We all like what we like, and we love what we love, but the passage of time has a way of making much of what we once cherished fade a bit or diminish, especially in the world of style and pop culture.

    We all like what we like, and we love what we love, but the passage of time has a way of making much of what we once cherished fade a bit or diminish, especially in the world of style and pop culture.

    This is most apparent when it comes to growing up and becoming an adult. Often we'll look back at the clothes we insisted made us the coolest, trend-setting kids on the planet, the one-for-the-ages mullets we grew that bounced perfectly on the shoulders of our jean jackets, the shows and movies we watched that we thought were hilarious, and the way we talked and the things we said that were so clever...and wonder why some wise grownup didn't pull us aside back then and alert us to the folly of our ways. (OK, maybe an adult or two did attempt a similar intervention on possibly multiple occasions, but we were kids, so we lent a deaf ear.)

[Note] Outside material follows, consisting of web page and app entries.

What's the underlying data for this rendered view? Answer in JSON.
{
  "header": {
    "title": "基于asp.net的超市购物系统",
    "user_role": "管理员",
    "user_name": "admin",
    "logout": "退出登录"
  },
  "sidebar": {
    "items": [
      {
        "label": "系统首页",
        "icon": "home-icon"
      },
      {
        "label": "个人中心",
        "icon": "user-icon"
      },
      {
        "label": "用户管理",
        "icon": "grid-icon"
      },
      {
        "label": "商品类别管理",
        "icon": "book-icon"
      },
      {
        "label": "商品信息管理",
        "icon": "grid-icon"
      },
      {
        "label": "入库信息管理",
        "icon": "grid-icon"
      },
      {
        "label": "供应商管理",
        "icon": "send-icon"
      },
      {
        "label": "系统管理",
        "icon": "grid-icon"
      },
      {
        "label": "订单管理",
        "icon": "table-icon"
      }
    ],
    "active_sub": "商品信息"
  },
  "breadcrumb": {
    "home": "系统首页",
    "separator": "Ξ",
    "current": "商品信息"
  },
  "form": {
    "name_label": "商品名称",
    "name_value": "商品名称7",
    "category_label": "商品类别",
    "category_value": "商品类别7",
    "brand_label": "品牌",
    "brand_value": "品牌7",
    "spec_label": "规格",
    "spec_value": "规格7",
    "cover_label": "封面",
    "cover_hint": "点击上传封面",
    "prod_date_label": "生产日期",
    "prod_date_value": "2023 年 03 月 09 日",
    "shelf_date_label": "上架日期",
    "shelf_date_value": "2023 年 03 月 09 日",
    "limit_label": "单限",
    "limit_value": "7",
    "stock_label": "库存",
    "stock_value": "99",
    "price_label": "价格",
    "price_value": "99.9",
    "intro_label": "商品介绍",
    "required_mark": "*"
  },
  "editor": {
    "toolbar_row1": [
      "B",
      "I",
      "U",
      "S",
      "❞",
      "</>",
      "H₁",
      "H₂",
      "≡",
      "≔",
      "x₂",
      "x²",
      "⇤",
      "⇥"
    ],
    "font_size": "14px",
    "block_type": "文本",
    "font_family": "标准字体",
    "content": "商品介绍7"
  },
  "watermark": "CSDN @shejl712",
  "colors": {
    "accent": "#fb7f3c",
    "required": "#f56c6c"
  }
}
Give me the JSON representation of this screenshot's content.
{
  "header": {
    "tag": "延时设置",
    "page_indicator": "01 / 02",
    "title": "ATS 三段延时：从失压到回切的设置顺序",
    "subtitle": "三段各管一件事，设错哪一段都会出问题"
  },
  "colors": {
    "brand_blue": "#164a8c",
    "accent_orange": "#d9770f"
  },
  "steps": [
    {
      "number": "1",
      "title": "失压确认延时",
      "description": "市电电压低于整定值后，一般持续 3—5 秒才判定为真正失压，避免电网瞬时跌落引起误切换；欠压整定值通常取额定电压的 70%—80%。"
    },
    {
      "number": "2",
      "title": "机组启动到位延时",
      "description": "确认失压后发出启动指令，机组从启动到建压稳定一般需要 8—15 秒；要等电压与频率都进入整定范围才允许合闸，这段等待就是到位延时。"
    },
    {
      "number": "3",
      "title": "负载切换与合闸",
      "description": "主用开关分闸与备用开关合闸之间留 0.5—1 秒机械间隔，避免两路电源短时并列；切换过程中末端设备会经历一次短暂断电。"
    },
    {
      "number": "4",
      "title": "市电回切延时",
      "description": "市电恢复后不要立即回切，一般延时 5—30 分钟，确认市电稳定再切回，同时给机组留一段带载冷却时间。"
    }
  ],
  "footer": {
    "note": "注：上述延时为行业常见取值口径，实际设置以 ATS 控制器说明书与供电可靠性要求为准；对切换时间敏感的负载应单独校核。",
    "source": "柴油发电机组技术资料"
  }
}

    But we all have some tried-and-true, die-hard, go-to things that stand the test of time and remain near and dear to our hearts over the long-term.

    While I can’t help but cringe when I come across certain songs that I worshipped back in the 1980s, some of those glam-metal rockers have stuck with me, and - I can't believe I'm about to type this - I found myself last weekend in the truck, driving to the lake, windows down and sunroof wide open, blasting the song "Madelaine" by Winger, screaming along note-perfect (NOT) to every word and playing one-handed air guitar with pinpoint accuracy (YES) while my other hand manned the steering wheel.

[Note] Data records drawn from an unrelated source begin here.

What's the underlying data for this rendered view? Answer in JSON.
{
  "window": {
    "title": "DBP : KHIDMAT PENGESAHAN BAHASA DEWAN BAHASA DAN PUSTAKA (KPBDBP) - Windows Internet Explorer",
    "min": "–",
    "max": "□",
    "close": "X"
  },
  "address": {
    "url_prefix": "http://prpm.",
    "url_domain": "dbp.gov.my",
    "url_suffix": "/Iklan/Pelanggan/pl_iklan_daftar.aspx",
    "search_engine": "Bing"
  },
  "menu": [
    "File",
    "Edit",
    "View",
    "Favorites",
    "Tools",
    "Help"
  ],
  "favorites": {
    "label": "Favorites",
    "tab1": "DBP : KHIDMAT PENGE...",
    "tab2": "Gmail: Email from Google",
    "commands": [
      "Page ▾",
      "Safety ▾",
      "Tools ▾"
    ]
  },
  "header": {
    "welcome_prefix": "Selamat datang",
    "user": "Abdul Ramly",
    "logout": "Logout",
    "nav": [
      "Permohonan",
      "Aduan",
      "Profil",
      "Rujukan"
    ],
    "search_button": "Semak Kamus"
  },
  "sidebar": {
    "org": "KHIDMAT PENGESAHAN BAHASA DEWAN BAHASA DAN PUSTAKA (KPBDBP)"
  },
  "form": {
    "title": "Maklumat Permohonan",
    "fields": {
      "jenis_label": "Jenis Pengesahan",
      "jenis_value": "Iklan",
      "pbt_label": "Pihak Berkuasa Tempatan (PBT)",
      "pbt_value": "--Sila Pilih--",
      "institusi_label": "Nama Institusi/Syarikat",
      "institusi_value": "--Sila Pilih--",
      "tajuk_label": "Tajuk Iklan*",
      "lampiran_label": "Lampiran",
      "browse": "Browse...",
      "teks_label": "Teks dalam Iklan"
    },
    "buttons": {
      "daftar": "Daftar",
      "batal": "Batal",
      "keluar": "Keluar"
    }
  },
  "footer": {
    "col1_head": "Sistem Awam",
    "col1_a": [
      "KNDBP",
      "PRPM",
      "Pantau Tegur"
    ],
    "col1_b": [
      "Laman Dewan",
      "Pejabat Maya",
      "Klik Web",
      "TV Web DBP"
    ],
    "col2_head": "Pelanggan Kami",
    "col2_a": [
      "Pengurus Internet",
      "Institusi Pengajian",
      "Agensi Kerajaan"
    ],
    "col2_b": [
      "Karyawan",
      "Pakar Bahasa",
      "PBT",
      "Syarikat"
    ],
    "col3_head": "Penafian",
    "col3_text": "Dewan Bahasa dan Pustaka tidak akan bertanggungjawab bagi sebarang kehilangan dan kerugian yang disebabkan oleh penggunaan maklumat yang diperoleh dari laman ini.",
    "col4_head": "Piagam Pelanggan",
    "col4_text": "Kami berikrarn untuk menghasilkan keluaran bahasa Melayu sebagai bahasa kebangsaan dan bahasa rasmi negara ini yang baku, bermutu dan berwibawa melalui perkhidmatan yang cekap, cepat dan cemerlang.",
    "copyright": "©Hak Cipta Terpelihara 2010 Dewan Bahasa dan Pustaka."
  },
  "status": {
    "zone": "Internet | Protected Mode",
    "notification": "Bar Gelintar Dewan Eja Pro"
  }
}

    But, here's the test: If I were running an errand and "Madelaine" came on the radio, would I alter my route to make it take a bit longer so I could hear the whole song? No, I would not. Dan "The Common Man" Cole on KFAN one time a while back called songs that achieve that level of timeless affinity "wait in the driveway until it’s over" songs.

    Radio shows like Cole's play various songs when they come back from a batch of commercials. They call it "bumper music,” and you can usually count on the selected menu of tunes reflecting the host's musical tastes. For Common Man, it's a lot of classic rock, Bob Dylan and The Beatles. One day a while back, a verse of Jackson Browne's "Runnin' on Empty" played as the latest run of commercials ended, and Common Man noted that it was a very good song, but not quite a "wait in the driveway until it’s over" song. A song like Neil Young's "Heart of Gold" reaches that loftiest of echelons, Cole said. Or maybe he said it was Young's "Old Man." Oh, who cares...it's Neil Young!

    Since that day, I've thought about songs that would compel me to sit in the truck in the driveway until they’re finished, and the list in my head is so long, I might ending up sitting in our driveway for six months.

    You could do the same for movies. What movies, when you mindlessly channel scroll with the remote control on some random evening, make you stop and press "select”? In our house the list has some length, with films like "Good Will Hunting", "Gladiator", "Dead Poets Society", “The Breakfast Club”, “Beautiful Girls”, “The Eternal Sunshine of the Spotless Mind”, “Cast Away” and numerous others reliable attention-grabbers. I’m also attracted to films, even of the somewhat obscure variety, that feature iconic actors at their best, such as “The Outlaw Josey Wales” with Clint Eastwood, “Hombre” and “Absence of Malice” with Paul Newman, and “Five Easy Pieces” featuring Jack Nicholson in possibly his best cinematic scene ever. “Well, you see this sign?!” he tells the crabby waitress before violently swiping all of the cups, plates and silverware from the restaurant booth onto the floor. Oh, it’s so, so good.

    But for me, the 2000 Cameron Crowe film, “Almost Famous” might be tops on my press-select-on-the-remote-control list. If I’ve had a bad day or I’m otherwise beaten into submission by the endless grind, toss me the remote, tell me Almost Famous started 10 minutes ago, and I’ll be in a far better state of mind in mere seconds. (Yes, I know I could watch it on the DVR whenever I want, but why risk spoiling the magical wonder of it all with universal, unlimited access to one’s favorite things?)

    And why wouldn’t Crowe’s masterpiece reliably take me to a better place? The film’s plot revolves around 1970s rock and roll and  young love, it stars the immensely talented Frances McDormand, and it’s semi-autobiographical because it lovingly recalls Crowe’s own teenage youth, when he found himself traveling the country with some of the best rock bands of the day, writing about them for Rolling Stone magazine.

    Just writing that paragraph makes me grin. What songs and movies can always be counted on to stop you in your tracks? Take a moment or two and think of some. We could all use more excuses to smile these days, after all.